Three years earlier, I’d taken over as Acting Principal after my boss, Jack Weede, had suffered a near-fatal heart attack. He was sixty-five at the time, and everyone assumed he would pack it in, and that my promotion would become permanent. But Jack surprised us all by coming back; he couldn’t let go of the reins. It was his call and I didn’t hold it against him—retirement had never struck me as much of a prize, either—but the ordeal had taken a toll on him, and a lot of his workload ended up landing on good old Tracy’s desk.
Even on a slow day in early August, there was more than enough to keep me busy. I started by combing through the analytics from our most recent round of assessment tests, trying to spot gaps in our curriculum, and offer some low-impact, last-minute suggestions for addressing them. We’d been slipping a bit in the statewide rankings—not badly, but just enough to cause some alarm—and we needed to take some concrete measures to turn that around before it became a serious problem.

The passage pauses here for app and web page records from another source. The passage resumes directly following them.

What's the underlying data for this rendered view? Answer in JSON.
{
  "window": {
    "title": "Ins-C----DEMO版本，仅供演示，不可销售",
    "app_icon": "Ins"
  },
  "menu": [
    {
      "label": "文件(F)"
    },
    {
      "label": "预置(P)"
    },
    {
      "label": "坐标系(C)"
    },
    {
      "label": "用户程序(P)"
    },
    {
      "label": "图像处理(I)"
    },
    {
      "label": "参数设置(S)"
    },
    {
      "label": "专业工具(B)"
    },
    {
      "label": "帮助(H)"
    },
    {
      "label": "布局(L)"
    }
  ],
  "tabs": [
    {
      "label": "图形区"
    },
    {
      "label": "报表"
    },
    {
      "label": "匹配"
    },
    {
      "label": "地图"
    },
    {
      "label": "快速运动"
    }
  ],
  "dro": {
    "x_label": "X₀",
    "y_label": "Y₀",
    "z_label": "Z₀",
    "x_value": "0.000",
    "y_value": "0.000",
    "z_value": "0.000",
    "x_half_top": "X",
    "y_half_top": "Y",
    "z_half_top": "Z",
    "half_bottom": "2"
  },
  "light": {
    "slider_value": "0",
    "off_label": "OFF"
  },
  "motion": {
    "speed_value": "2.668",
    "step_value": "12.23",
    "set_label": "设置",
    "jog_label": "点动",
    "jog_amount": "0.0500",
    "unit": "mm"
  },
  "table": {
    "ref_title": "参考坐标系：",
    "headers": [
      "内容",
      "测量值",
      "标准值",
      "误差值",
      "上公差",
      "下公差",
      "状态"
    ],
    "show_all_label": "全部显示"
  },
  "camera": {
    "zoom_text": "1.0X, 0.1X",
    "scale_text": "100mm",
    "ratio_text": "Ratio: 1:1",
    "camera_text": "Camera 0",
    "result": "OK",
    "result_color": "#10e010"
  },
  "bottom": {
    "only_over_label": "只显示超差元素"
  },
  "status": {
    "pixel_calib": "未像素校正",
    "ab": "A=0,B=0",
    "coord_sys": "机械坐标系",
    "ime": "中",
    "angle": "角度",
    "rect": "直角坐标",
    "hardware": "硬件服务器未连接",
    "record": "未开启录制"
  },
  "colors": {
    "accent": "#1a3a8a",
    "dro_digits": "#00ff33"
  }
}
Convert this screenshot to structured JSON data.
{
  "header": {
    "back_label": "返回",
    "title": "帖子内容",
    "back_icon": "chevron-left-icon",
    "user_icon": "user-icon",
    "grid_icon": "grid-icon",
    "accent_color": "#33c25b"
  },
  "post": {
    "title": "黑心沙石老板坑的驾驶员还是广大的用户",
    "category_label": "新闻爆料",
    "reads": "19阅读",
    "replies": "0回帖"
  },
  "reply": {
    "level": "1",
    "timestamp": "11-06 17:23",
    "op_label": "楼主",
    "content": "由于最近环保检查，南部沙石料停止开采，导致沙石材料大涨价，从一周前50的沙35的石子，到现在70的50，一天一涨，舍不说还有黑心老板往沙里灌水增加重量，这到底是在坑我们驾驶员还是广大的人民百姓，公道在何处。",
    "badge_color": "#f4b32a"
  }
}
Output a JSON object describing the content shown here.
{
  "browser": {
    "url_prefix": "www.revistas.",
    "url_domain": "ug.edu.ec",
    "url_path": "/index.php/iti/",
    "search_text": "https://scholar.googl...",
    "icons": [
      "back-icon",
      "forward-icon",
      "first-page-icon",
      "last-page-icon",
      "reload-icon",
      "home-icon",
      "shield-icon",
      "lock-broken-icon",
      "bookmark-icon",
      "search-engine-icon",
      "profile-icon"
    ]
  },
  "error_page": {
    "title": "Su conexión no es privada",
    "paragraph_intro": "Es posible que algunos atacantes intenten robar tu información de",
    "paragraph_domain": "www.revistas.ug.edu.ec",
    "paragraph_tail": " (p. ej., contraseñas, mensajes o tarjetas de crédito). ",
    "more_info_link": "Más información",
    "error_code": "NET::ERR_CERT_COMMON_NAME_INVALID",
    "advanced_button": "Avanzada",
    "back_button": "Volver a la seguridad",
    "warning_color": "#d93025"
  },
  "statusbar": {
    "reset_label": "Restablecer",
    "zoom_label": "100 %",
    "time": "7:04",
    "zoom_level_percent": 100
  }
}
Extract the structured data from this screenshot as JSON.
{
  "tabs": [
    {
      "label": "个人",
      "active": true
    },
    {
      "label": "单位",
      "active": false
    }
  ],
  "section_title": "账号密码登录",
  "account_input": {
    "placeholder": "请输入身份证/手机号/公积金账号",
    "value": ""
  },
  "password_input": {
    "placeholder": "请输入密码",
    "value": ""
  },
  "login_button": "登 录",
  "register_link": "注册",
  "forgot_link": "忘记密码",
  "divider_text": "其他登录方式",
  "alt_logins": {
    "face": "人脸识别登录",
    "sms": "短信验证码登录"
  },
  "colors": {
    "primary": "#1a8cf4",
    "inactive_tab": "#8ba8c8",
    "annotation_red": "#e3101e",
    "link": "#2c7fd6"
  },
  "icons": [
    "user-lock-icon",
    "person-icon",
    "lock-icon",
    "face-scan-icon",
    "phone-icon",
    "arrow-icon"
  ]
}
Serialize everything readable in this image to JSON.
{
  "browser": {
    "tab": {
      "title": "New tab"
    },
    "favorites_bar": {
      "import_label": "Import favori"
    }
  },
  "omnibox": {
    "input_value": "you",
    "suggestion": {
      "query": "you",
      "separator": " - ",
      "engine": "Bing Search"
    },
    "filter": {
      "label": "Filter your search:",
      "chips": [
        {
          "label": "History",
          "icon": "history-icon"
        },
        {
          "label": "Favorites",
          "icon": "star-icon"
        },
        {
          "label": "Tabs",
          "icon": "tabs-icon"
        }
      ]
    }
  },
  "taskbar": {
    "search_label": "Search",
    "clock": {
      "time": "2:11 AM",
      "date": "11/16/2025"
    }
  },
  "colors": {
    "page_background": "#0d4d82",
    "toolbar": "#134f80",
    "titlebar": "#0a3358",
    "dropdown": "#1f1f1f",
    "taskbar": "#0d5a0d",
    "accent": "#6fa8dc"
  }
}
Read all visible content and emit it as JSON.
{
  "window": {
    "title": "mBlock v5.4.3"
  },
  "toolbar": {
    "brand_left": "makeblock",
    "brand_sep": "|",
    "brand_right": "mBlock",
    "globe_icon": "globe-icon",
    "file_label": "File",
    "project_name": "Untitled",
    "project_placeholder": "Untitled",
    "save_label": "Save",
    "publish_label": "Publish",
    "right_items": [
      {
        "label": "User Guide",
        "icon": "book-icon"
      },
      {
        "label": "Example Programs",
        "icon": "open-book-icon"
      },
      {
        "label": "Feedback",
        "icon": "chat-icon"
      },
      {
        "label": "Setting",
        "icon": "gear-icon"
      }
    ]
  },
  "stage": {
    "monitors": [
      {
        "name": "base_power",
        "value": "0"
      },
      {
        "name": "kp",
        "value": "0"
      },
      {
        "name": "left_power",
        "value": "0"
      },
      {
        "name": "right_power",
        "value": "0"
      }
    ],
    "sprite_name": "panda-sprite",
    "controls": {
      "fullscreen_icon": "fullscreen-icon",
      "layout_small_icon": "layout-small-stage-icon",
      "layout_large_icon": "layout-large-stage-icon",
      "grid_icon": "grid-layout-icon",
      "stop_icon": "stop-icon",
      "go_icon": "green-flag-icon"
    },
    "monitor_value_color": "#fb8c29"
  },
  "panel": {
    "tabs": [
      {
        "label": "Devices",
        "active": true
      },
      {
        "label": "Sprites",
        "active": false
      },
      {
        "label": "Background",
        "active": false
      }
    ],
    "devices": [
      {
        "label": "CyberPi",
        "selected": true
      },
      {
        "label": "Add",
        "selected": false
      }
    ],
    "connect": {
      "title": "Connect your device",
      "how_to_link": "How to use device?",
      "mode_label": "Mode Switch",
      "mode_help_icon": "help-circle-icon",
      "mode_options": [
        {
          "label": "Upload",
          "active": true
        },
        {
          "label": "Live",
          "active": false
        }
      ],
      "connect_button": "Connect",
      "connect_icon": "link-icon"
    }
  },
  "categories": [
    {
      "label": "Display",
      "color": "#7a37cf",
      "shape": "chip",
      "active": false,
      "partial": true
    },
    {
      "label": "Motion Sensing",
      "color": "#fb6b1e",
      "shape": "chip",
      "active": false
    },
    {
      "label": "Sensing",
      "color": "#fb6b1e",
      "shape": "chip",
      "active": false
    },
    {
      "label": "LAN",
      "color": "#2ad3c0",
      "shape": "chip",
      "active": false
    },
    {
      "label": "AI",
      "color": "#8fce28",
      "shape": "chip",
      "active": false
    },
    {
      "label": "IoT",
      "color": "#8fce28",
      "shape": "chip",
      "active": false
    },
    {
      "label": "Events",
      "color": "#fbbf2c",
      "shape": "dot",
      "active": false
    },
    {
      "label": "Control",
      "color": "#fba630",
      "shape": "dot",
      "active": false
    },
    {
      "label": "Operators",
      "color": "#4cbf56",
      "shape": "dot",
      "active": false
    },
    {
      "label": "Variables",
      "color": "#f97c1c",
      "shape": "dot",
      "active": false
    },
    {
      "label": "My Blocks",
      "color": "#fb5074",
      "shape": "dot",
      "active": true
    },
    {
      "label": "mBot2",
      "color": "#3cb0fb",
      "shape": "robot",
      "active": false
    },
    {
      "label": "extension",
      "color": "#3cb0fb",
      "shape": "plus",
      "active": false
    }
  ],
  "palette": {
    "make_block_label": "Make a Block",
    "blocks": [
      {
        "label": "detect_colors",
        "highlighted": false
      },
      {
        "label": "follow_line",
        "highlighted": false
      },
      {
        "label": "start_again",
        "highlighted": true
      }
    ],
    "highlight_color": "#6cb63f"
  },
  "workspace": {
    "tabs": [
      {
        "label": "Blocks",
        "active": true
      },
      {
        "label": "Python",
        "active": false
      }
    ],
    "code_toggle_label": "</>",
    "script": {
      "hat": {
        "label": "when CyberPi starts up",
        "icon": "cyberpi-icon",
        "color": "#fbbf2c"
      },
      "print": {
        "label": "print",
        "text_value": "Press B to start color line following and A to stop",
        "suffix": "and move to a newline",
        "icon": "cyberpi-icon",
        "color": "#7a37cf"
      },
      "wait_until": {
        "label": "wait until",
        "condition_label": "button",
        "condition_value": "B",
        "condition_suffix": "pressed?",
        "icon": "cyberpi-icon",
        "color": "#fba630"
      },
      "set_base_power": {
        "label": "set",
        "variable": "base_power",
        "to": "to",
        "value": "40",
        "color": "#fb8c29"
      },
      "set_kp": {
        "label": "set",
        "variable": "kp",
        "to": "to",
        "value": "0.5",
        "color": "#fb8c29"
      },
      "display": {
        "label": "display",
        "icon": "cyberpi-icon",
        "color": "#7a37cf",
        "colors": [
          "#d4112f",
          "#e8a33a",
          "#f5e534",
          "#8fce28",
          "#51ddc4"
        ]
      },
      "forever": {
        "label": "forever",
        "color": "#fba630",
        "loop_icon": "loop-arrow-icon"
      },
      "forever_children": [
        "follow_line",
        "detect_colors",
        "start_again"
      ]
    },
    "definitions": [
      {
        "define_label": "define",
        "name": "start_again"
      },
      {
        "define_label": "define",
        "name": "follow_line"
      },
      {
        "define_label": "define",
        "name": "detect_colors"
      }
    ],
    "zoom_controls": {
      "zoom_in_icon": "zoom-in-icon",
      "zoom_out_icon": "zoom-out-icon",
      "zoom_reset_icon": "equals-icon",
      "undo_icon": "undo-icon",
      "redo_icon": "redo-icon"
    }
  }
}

After that, I scoured a stack of old résumés in search of a long-term substitute for Jeannie Kim, our popular (if slightly overrated) AP Physics teacher, who was taking maternity leave in January. An incompetent sub isn’t a huge problem if they’re only in contact with the students for a day or two, but Jeannie was going to be out for an entire semester.
If I’d left it up to Jack, he would’ve waited until the last minute, hired the first warm body he could get his hands on, and then shrugged it off if something went wrong. It’s hard to find a good sub, Tracy. There’s a reason those people don’t have real jobs. But I wasn’t about to let that happen, not if I could help it. Our students deserved better. It was easy to forget, when you were a grown-up and high school was safely in the past, how it felt to be a captive audience, the way time could stand still in a classroom, and one bad teacher could poison your entire life.